One of our members was already spinning ideas of how to create her own bubble act and that is a good thing!
So, who is Tom Noddy? He’s a man of great talents, wonderful patience and a good friend.
This past weekend was Mists Coronet. I was the Autocrat (the guy in charge for you non-SCA readers).
When I took it on I knew that it was supposed to be easy. And really for the most part it was. I think the biggest problem I had to deal with overall was a misfiring herald (the person who is supposed to be making the announcements for you non-SCA readers again).
But I had some problems. This was the first time I have solo-run an event of this size. The good thing about it is that events this size have certain things that always happen and certain people who are in charge of those certain things which means I didn’t have to be responsible for those things.
The bad thing, for me specifically, is that events this size have certain people who handle the certain things and as such I have to trust them to do those certain things.
Yup, I’m a control freak. Always knew that I was but this event in particular brought it into sharp focus simply because there were a lot of things which were out of my control and needed to remain out of my control. This does not mean that there aren’t thing I wish were handled a little differently but at least I got through this and I know enough now that I could (and probably will) do it again.
As to the bad back thing well I wish I knew what the heck I did. Late afternoon on Saturday I was walking across the field delivering toilet paper to the ladies rest rooms and my back decided for reasons surpassing my understanding to clench and go out and otherwise leave me gasping for breath and barely able to stand for a couple of hours. It made the rest of the evening pretty hard to deal with.
Including getting out with my telescope and trying to get people interested.

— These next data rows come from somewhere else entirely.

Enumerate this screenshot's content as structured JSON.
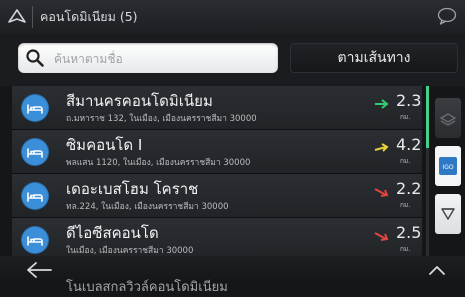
{
  "header": {
    "title": "คอนโดมิเนียม (5)",
    "nav_icon": "navigation-arrow-icon",
    "chat_icon": "chat-bubble-icon"
  },
  "search": {
    "placeholder": "ค้นหาตามชื่อ",
    "value": ""
  },
  "route_button": {
    "label": "ตามเส้นทาง"
  },
  "results": [
    {
      "name": "สีมานครคอนโดมิเนียม",
      "address": "ถ.มหาราช 132, ในเมือง, เมืองนครราชสีมา 30000",
      "distance": "2.3",
      "unit": "กม.",
      "direction_color": "#38c872",
      "icon": "bed-icon"
    },
    {
      "name": "ซิมคอนโด I",
      "address": "พลแสน 1120, ในเมือง, เมืองนครราชสีมา 30000",
      "distance": "4.2",
      "unit": "กม.",
      "direction_color": "#e6d23a",
      "icon": "bed-icon"
    },
    {
      "name": "เดอะเบสโฮม โคราช",
      "address": "ทล.224, ในเมือง, เมืองนครราชสีมา 30000",
      "distance": "2.2",
      "unit": "กม.",
      "direction_color": "#e0443c",
      "icon": "bed-icon"
    },
    {
      "name": "ดีไอซีสคอนโด",
      "address": "ในเมือง, เมืองนครราชสีมา 30000",
      "distance": "2.5",
      "unit": "กม.",
      "direction_color": "#e0443c",
      "icon": "bed-icon"
    }
  ],
  "peek_row": {
    "name": "โนเบลสกลวิวล์คอนโดมิเนียม"
  },
  "side_buttons": {
    "top": "layers-icon",
    "middle": "poi-logo-icon",
    "bottom": "filter-funnel-icon"
  },
  "bottom": {
    "back_icon": "back-arrow-icon",
    "up_icon": "chevron-up-icon"
  },
  "colors": {
    "accent": "#3b8fd9",
    "scroll_thumb": "#46d08a"
  }
}
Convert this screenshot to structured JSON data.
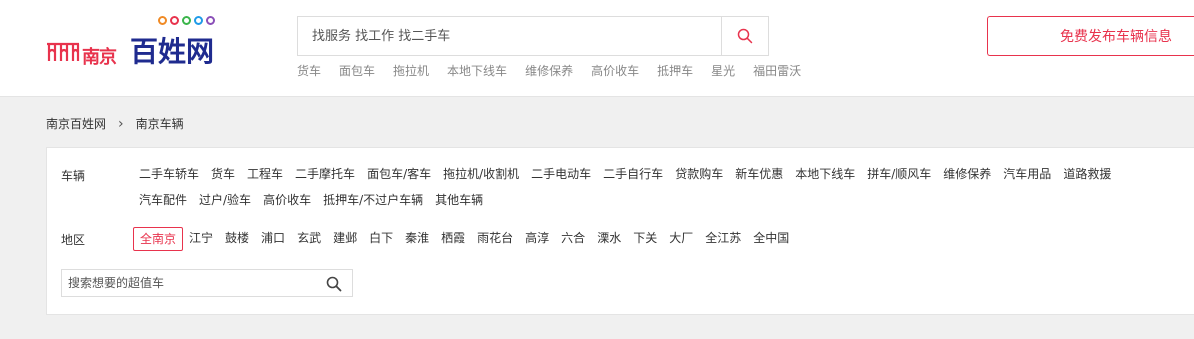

But I did manage it for a bit. A couple of people, including the current Prince of The Mists, took a few minutes to take a peek through my Galileo prototype. So as far as that part is concerned “Mission Accomplished.”
All in all, despite a number of difficulties both official and personal, I managed to make it through the weekend and it even appears that people enjoyed the event so I’m calling it a win and adding it to my SCA Resume.
Next time will be better.
Most people probably didn’t really know this actor. I really first encountered him as Commander Jeffery Sinclair on Babylon 5. Even though he was only on the show for the first season (and a couple of episodes after that), he was a wonderful character. He really had the sort of Warrior Philosopher thing going in the character he created, an archetype that appeals to me on a lot of levels.
One of the things that appealed to me in the whole of Babylon 5 was it’s forward looking ideas. One such idea was expressed beautifully in this clip.
Rest in Peace.